So, China is going to eat our economic lunch and dominate the globe? True enough, China has much going for it, mainly hugeness, but also what’s really the world’s most unrestrained free market capitalism (the non-state-owned sector, that is). But not so fast. One element that helped make capitalism so successful in the West seems distinctly weak in China. That is an ethos of trust and honesty.
Sneer cynically if you like, but the fact is that commerce could hardly function at all without a basic level of trust and honesty among participants, and its lack is punished by the market. That’s certainly illustrated in my own business of trading in coins.
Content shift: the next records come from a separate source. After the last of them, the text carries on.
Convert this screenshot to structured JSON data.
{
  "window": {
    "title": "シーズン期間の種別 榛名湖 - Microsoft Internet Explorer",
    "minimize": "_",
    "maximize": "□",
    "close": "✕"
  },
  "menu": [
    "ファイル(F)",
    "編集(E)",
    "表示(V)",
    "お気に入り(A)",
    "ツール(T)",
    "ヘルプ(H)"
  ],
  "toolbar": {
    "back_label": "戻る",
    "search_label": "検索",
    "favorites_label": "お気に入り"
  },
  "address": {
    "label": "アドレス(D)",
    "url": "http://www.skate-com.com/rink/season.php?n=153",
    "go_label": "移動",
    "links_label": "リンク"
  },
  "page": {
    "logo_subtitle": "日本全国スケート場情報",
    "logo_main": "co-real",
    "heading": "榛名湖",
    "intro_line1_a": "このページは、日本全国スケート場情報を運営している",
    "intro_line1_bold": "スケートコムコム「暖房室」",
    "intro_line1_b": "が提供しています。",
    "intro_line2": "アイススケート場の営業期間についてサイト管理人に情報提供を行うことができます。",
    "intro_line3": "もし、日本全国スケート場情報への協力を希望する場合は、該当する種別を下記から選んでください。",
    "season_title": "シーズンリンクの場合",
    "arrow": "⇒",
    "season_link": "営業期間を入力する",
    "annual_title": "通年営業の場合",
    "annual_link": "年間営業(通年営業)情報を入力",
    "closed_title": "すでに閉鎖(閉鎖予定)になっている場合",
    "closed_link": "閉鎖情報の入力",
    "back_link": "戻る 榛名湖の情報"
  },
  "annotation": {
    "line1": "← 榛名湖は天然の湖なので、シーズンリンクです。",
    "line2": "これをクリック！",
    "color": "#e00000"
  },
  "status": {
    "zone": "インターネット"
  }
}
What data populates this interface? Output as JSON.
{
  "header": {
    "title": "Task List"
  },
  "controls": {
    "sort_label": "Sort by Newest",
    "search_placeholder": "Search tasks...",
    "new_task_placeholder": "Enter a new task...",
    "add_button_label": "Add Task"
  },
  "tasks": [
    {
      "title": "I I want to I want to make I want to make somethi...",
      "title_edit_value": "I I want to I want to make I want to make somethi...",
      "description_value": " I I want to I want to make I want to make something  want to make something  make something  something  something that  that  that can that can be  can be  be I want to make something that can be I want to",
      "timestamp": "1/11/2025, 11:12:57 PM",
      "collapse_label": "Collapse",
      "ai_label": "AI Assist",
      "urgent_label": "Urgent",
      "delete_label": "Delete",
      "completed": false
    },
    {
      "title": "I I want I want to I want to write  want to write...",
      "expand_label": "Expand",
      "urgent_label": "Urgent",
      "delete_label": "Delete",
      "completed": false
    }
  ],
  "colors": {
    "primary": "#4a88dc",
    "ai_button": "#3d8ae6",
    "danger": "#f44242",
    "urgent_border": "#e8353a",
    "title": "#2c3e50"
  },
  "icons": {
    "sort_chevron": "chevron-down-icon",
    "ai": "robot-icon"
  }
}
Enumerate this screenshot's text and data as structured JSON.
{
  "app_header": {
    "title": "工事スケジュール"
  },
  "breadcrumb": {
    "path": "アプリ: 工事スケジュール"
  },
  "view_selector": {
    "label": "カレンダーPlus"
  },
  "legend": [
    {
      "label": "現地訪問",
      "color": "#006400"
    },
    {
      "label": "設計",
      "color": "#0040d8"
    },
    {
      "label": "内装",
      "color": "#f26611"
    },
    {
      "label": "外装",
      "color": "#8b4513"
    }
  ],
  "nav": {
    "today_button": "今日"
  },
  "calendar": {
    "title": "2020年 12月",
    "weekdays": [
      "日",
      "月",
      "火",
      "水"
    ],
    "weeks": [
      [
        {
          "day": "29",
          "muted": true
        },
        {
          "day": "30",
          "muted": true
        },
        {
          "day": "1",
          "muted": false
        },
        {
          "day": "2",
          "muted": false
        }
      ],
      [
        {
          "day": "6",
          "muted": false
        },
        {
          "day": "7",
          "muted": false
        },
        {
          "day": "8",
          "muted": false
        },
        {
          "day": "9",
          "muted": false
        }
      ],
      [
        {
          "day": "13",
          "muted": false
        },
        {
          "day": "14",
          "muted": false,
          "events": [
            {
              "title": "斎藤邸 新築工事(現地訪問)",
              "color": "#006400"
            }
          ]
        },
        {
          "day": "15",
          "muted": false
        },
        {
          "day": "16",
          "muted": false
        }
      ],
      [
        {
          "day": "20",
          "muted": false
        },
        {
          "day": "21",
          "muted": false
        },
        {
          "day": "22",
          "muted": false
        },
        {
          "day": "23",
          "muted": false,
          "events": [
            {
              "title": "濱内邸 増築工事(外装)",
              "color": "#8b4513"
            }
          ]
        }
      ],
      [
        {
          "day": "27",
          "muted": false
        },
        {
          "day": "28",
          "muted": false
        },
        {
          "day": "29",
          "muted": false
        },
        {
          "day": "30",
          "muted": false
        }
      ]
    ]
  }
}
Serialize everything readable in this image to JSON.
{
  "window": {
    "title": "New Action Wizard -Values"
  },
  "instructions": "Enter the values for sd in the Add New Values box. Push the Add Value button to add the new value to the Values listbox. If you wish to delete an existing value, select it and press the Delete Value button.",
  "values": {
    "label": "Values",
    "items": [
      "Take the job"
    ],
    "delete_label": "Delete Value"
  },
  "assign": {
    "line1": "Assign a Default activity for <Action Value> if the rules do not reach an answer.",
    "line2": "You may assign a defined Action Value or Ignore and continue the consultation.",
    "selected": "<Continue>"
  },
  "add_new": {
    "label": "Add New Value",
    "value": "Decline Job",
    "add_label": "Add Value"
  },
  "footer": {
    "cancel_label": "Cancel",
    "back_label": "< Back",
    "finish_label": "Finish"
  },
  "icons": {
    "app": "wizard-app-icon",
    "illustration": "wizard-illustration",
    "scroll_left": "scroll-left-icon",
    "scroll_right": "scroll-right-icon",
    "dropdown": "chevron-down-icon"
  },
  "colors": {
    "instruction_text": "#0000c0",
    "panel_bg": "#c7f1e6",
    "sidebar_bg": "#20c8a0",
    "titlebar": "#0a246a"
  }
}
In dealer-to-dealer trade, especially where authenticity of merchandise is an issue, trust is extremely important. A sleazy dealer soon gets a rep, and weeded out. And we keep each other informed about untrustworthy customers too. They’re actually rare. I send nearly all my orders in advance of payment, with only a tiny percentage of problems. Businesses don’t thrive in the long run by ripping people off, but by catering to their needs. This ethos is embedded in our DNA. In the West, at least.
The Economist recently reported on Yale’s baleful experience setting up shop in China. Now, of course cheating is a real problem in American schools. But it seems Chinese students carried it to a whole new level. Most were literally amoral: getting ahead was all that counted, and the means didn’t matter. Thus plagiarism, for example, was endemic. And an essay by NPR’s Louisa Lim, in the Times Book Review, made a similar point about Chinese culture with regard to how government operates at all levels, with pervasive corruption, bribery being central to the Chinese way of life.
Recently too we learned of the Chinese government’s large scale cyber hacking operation, stealing sensitive information from foreign businesses. Now, Western companies are not all angels, and corporate espionage does happen. But for the government to create a whole bureaucracy to do it?
And, when caught out, to simply brazenly lie? All this bespeaks a mentality very different from ours.
Columnist David Brooks has observed that it reflects China’s seeing world economic competition as akin to war, with deceit and skullduggery being natural weapons. However, Westerners would regard this as self-defeating, because it destroys the trust that lubricates free exchange. But Brooks fears what he calls a “brutality cascade” in which the rules of the game tend to become those of the most ruthless player.
Yet, he says, there’s another path: strive to establish norms of legitimacy upheld by the broadest possible coalition, isolate the violators, and make it clear that joining the “friendship circle” pays great benefits while staying outside will prove costly.
I want to be clear that not all Chinese are amoral. I’ve done business with many good people there. But it’s obvious that there’s an important cultural difference, that I believe will handicap China in building its world economic role. Dishonesty and corruption creates a foundation of sand for an economy. If China wants to become the global economic kingpin, it will have to grow up and become a responsible adult.
As Chinese author Wang Xiaofang has written, quoted in the Times essay, “The habit of falsehood is fatal to a culture. But to us, falsehood is the essence.”